  5. 5.
    Jackson TL, Hussaini MY (1988) An asymptotic analysis of supersonic reacting mixing layers. Combust Sci Technol 57(4–6):129–140CrossRefGoogle Scholar
  6. 6.
    Huete C, Sánchez AL, Williams FA (2017) Diffusion-flame ignition by shock-wave impingement on a hydrogen–air supersonic mixing layer. J Propul Power. 256-263.  https://doi.org/10.2514/1.B36236
  7. 7.
    Zhang YL, Wang B, Zhang HQ (2014) Ignition, flame propagation and extinction in the supersonic mixing layer flow. Sci China Technol Sci 57(11):2256–2264.  https://doi.org/10.1007/s11431-014-5655-5CrossRefGoogle Scholar
  8. 8.
    Tahsini AM (2013) Turbulence and additive effects on ignition delay in supersonic combustion. Proc Inst Mech Eng, Part G: J Aerosp Eng 227(1):93–99.  https://doi.org/10.1177/0954410011428981CrossRefGoogle Scholar
  9. 9.
    Tien JH, Stalker RJ (2002) Release of chemical energy by combustion in a supersonic mixing layer of hydrogen and air. Combust Flame 131(3):329–348.  https://doi.org/10.1016/s0010-2180(02)00371-1CrossRefGoogle Scholar
  10. 10.
    Givi P, Madnia CK, Steinberger CJ et al (1991) Effects of compressibility and heat release in a high speed reacting mixing layer. Combust Sci Technol 78(1–3):33–67.  https://doi.org/10.1080/00102209108951740CrossRefGoogle Scholar
  11. 11.
    Calhoon W (2003) Heat release and compressibility effects on planar shear layer development. 41st Aerospace sciences meeting and exhibit. 1273.  https://doi.org/10.2514/6.2003-1273
  12. 12.
    Yao X, Tan J, Zhang D (2019) Combustion of H2/air supersonic mixing layers with splitter plate: Growth rates and transport characteristic. Acta Astronaut 165:401–413.  https://doi.org/10.1016/j.actaastro.2019.09.036CrossRefGoogle Scholar
  13. 13.
    Liu H, Gao Z, Jiang C et al (2019) Numerical study of combustion effects on the development of supersonic turbulent mixing layer flows with WENO schemes. Comput Fluids 189:82–93.  https://doi.org/10.1016/j.compfluid.2019.05.019MathSciNetCrossRefzbMATHGoogle Scholar
  14. 14.
    Otakeyama Y, Takeshi Yokomori T, Mizomoto M (2009) Stability of CH4—N2∕Air jet diffusion fame for various burner rim thicknesses. Proc Combust Inst 32:1091–1097.  https://doi.org/10.1016/j.proci.2008.05.002CrossRefGoogle Scholar
  15. 15.
    Zhang L, Choi JY, Yang V (2015) Supersonic combustion and flame stabilization of coflow ethylene and air with splitter plate. J Propul Power 2015:1–14.  https://doi.org/10.2514/1.B35740CrossRefGoogle Scholar
  16. 16.
    Drummond JP, Rogers RC, Hussaini MY (1987) A numerical model for supersonic reacting mixing layers. Comput Methods Appl Mech Eng 64:39–60.  https://doi.org/10.1016/0045-7825(87)90032-6CrossRefzbMATHGoogle Scholar
  17. 17.
    Evans JS, Schexnayder Jr CJ, Beach Jr HL (1978) Application of a two-dimensional parabolic computer program to prediction of turbulent reacting flows. https://ntrs.nasa.gov/archive/nasa/casi.ntrs.nasa.gov/19780012520.pdf

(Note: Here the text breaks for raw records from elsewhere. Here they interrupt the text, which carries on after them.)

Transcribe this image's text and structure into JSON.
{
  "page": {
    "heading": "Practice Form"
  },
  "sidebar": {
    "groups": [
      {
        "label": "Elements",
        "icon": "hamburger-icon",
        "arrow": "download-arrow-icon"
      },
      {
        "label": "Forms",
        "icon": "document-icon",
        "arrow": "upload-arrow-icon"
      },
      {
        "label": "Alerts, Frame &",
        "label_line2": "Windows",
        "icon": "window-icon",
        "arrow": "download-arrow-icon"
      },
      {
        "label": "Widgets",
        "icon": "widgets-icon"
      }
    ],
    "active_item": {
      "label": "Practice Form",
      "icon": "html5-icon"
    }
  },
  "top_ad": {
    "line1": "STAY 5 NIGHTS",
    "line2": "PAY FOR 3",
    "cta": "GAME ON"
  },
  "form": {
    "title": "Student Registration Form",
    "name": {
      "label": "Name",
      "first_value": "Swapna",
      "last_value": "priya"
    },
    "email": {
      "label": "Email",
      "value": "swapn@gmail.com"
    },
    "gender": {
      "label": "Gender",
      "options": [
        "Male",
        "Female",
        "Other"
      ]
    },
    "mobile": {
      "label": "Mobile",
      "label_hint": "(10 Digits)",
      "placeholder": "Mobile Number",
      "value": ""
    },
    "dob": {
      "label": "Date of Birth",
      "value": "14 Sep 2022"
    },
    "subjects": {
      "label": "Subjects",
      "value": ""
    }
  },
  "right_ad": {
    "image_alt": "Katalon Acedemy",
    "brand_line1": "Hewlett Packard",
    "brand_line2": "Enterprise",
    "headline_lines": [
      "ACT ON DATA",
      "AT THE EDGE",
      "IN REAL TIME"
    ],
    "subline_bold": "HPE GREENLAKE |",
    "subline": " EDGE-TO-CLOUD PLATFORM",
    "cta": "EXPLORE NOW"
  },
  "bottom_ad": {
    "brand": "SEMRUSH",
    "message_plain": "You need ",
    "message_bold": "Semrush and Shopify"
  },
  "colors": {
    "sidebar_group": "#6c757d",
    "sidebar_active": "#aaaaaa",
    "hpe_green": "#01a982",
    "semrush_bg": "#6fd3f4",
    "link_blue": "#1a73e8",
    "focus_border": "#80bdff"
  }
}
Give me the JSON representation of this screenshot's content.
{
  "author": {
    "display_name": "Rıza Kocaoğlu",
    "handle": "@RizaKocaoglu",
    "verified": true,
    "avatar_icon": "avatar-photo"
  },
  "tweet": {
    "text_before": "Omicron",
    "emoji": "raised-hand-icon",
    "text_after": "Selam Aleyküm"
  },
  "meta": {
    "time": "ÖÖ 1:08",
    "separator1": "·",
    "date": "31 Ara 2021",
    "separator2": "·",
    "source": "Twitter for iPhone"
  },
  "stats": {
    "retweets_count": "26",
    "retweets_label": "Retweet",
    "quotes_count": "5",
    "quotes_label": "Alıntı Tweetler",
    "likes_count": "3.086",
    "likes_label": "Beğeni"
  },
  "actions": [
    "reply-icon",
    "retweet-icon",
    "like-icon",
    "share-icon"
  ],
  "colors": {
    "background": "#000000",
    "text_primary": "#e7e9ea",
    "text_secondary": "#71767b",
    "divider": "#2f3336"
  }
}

Copyright information

© The Author(s), under exclusive license to Springer Nature Singapore Pte Ltd. 2021

Authors and Affiliations

  1. 1.Shanghai Jiao Tong UniversityShanghaiChina

Personalised recommendations